## [Task to complete]
The pictures stay out; everything else in the entries below must be returned exactly.

## [Provided data]

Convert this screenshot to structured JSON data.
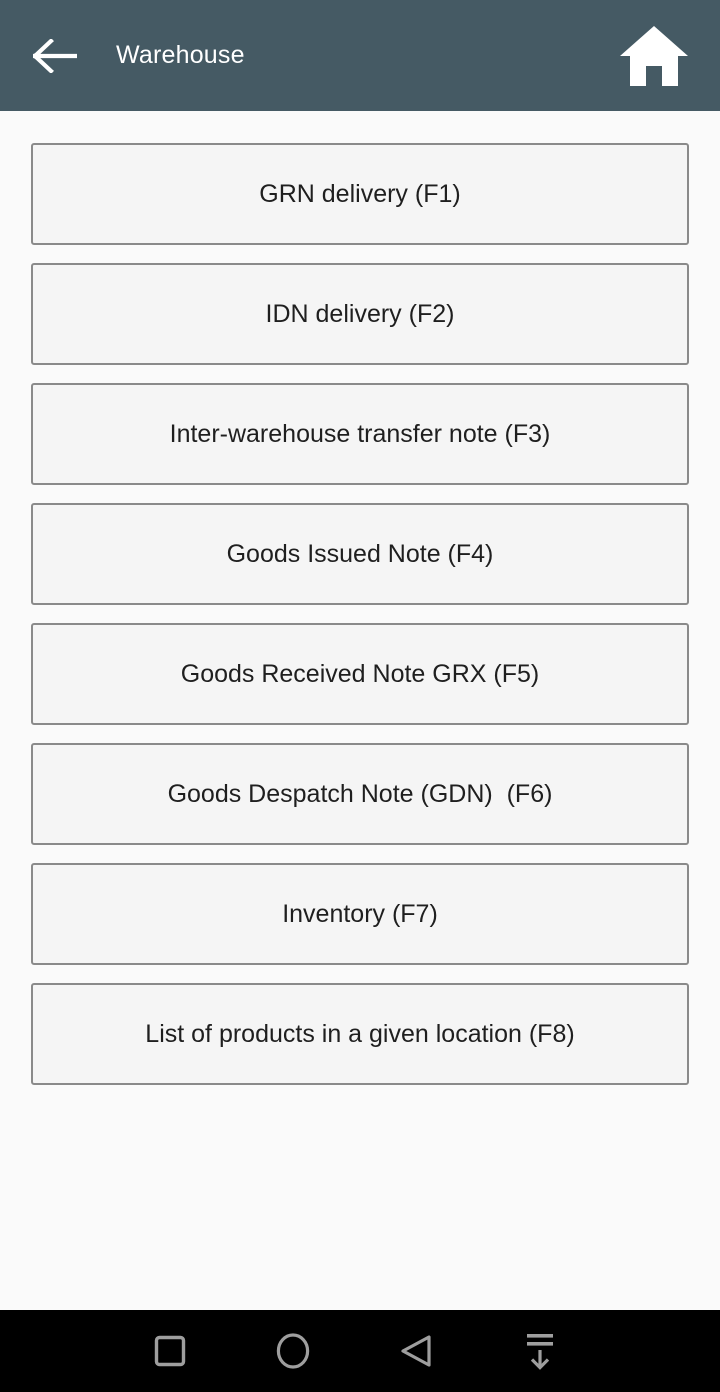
{
  "appbar": {
    "title": "Warehouse",
    "back_icon": "arrow-left-icon",
    "home_icon": "home-icon",
    "background_color": "#455a64",
    "text_color": "#ffffff"
  },
  "menu": {
    "buttons": [
      {
        "label": "GRN delivery (F1)",
        "shortcut": "F1"
      },
      {
        "label": "IDN delivery (F2)",
        "shortcut": "F2"
      },
      {
        "label": "Inter-warehouse transfer note (F3)",
        "shortcut": "F3"
      },
      {
        "label": "Goods Issued Note (F4)",
        "shortcut": "F4"
      },
      {
        "label": "Goods Received Note GRX (F5)",
        "shortcut": "F5"
      },
      {
        "label": "Goods Despatch Note (GDN)  (F6)",
        "shortcut": "F6"
      },
      {
        "label": "Inventory (F7)",
        "shortcut": "F7"
      },
      {
        "label": "List of products in a given location (F8)",
        "shortcut": "F8"
      }
    ],
    "button_background": "#f5f5f5",
    "button_border_color": "#8a8a8a",
    "button_text_color": "#1f1f1f",
    "page_background": "#fafafa"
  },
  "navbar": {
    "background_color": "#000000",
    "icon_color": "#9e9e9e",
    "items": [
      {
        "icon": "square-recents-icon",
        "label": "Recents"
      },
      {
        "icon": "circle-home-icon",
        "label": "Home"
      },
      {
        "icon": "triangle-back-icon",
        "label": "Back"
      },
      {
        "icon": "hide-keyboard-icon",
        "label": "Hide keyboard"
      }
    ]
  }
}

## [Solution to the problem]
Convert this screenshot to structured JSON data.
{
  "appbar": {
    "title": "Warehouse",
    "back_icon": "arrow-left-icon",
    "home_icon": "home-icon",
    "background_color": "#455a64",
    "text_color": "#ffffff"
  },
  "menu": {
    "buttons": [
      {
        "label": "GRN delivery (F1)",
        "shortcut": "F1"
      },
      {
        "label": "IDN delivery (F2)",
        "shortcut": "F2"
      },
      {
        "label": "Inter-warehouse transfer note (F3)",
        "shortcut": "F3"
      },
      {
        "label": "Goods Issued Note (F4)",
        "shortcut": "F4"
      },
      {
        "label": "Goods Received Note GRX (F5)",
        "shortcut": "F5"
      },
      {
        "label": "Goods Despatch Note (GDN)  (F6)",
        "shortcut": "F6"
      },
      {
        "label": "Inventory (F7)",
        "shortcut": "F7"
      },
      {
        "label": "List of products in a given location (F8)",
        "shortcut": "F8"
      }
    ],
    "button_background": "#f5f5f5",
    "button_border_color": "#8a8a8a",
    "button_text_color": "#1f1f1f",
    "page_background": "#fafafa"
  },
  "navbar": {
    "background_color": "#000000",
    "icon_color": "#9e9e9e",
    "items": [
      {
        "icon": "square-recents-icon",
        "label": "Recents"
      },
      {
        "icon": "circle-home-icon",
        "label": "Home"
      },
      {
        "icon": "triangle-back-icon",
        "label": "Back"
      },
      {
        "icon": "hide-keyboard-icon",
        "label": "Hide keyboard"
      }
    ]
  }
}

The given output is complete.